• Source data:
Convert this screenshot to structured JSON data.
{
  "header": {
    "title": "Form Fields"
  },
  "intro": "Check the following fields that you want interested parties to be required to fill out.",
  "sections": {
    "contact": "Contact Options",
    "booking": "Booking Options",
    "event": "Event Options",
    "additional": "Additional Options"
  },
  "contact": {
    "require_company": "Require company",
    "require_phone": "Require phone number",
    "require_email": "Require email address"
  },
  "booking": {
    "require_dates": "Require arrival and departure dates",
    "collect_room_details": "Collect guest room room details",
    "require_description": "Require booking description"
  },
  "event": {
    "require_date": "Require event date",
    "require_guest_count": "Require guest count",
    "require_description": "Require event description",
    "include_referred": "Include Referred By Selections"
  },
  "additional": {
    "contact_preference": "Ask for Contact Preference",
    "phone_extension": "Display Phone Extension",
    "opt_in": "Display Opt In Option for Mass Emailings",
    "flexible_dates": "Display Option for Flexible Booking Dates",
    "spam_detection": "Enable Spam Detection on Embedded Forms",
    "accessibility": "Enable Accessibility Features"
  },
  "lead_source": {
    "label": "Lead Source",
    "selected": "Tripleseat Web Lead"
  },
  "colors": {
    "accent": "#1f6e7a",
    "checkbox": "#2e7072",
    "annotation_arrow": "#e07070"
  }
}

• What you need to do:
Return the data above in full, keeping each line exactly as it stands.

• Response to the task:
Convert this screenshot to structured JSON data.
{
  "header": {
    "title": "Form Fields"
  },
  "intro": "Check the following fields that you want interested parties to be required to fill out.",
  "sections": {
    "contact": "Contact Options",
    "booking": "Booking Options",
    "event": "Event Options",
    "additional": "Additional Options"
  },
  "contact": {
    "require_company": "Require company",
    "require_phone": "Require phone number",
    "require_email": "Require email address"
  },
  "booking": {
    "require_dates": "Require arrival and departure dates",
    "collect_room_details": "Collect guest room room details",
    "require_description": "Require booking description"
  },
  "event": {
    "require_date": "Require event date",
    "require_guest_count": "Require guest count",
    "require_description": "Require event description",
    "include_referred": "Include Referred By Selections"
  },
  "additional": {
    "contact_preference": "Ask for Contact Preference",
    "phone_extension": "Display Phone Extension",
    "opt_in": "Display Opt In Option for Mass Emailings",
    "flexible_dates": "Display Option for Flexible Booking Dates",
    "spam_detection": "Enable Spam Detection on Embedded Forms",
    "accessibility": "Enable Accessibility Features"
  },
  "lead_source": {
    "label": "Lead Source",
    "selected": "Tripleseat Web Lead"
  },
  "colors": {
    "accent": "#1f6e7a",
    "checkbox": "#2e7072",
    "annotation_arrow": "#e07070"
  }
}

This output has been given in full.